Thursday, 25 August 2011

New media element APIs and better media seeking resolution

French intern Paul Adenot has recently implemented the seekable and played attributes on the HTML5 video and audio elements in Firefox. The seekable attribute enables script to see what regions of the media can be seeked into (particularly handy with live streams), and the played attribute enables script to see what regions of the media has already been played. Paul has also done some work improving the built in controls on media elements. Thanks for your hard work Paul! These should be available in release builds in November (Firefox 8).

Also in Firefox 8 are my changes to media seeking resolution. Now media seeking should be accurate to the nearest microsecond. It's been reported elsewhere how important accurate seeking for video is. We were previously accurate to the nearest video frame, but we could still be up to one audio packet off (often between 4 and 8 ms out). Now we prune audio samples when seeking so we're down to microsecond resolution.

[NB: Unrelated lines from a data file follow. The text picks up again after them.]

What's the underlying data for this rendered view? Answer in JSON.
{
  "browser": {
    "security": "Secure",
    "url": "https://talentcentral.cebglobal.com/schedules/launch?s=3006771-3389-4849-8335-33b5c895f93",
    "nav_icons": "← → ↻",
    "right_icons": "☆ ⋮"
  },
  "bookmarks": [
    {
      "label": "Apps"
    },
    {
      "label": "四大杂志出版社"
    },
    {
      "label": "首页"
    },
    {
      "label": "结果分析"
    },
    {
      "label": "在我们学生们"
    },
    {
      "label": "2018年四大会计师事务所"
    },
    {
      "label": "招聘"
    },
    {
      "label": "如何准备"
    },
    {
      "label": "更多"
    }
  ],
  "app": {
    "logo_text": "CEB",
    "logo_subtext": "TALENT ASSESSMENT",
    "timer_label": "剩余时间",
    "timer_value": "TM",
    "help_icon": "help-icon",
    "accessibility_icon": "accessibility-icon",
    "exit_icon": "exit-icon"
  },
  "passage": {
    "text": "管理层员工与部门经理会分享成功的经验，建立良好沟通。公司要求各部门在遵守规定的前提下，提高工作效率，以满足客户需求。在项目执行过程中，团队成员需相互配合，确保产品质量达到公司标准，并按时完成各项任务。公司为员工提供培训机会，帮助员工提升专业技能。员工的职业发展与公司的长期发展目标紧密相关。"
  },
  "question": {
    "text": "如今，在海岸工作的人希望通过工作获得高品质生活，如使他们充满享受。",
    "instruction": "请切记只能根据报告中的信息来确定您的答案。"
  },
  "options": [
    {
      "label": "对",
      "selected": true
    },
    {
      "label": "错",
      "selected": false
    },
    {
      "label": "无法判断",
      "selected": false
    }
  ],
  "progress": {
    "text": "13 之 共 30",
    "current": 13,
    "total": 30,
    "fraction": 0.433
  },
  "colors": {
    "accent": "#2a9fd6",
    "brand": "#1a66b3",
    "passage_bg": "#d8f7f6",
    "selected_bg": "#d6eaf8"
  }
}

Wednesday, 3 August 2011

Simple rate limited HTTP server for testing HTML5 media/streaming

While working on the Firefox HTML5 video and audio support, I've found it extremely useful to have an HTTP server on which the transfer rate is reliably limited. Existing servers are either too heavy weight, like apache, or have inconsistent rate-limiting, like lighttpd which I found to have very "bursty" rate limiting.

I ended up taking the educational route, and implementing a simple HTTP server in C++. It supports the following features:

  1. Support for HTTP1.1 Byte Range Requests. This means you can seek into unbuffered data when watching HTML5 video.
  2. Rate limiting, configurable on a per request basis by passing the "rate=x" HTTP query parameter, where x is the transfer rate of the connection in kilobytes per second. The server will send x/10 KB ten times per second to maintain this rate smoothly.
  3. Simulated live streaming, configurable on a request basis by passing the "live" query parameter. When in "live" mode, no Content-Length header is sent, and the server doesn't advertise or perform byte range requests - so you can't seek into unbuffered video/audio, just like in a live stream.
  4. Cross platform; tested on Windows (runs on port 80) and Linux (runs on port 8080). I haven't test it on MacOS yet.
  5. Simply serves all files in the program's working directory, making it easy to use (and abuse).
  6. Open source! Get the code at, or download a pre-built win32 binary.
For example, if you wanted to simulate a live stream being served at 100KB/s, your test URL might look something like http://localhost:80/video.ogg?rate=100&live.

I've been using it for quite a while, and over the weekend I finally cleaned it up and put it up on GitHub. Check it out.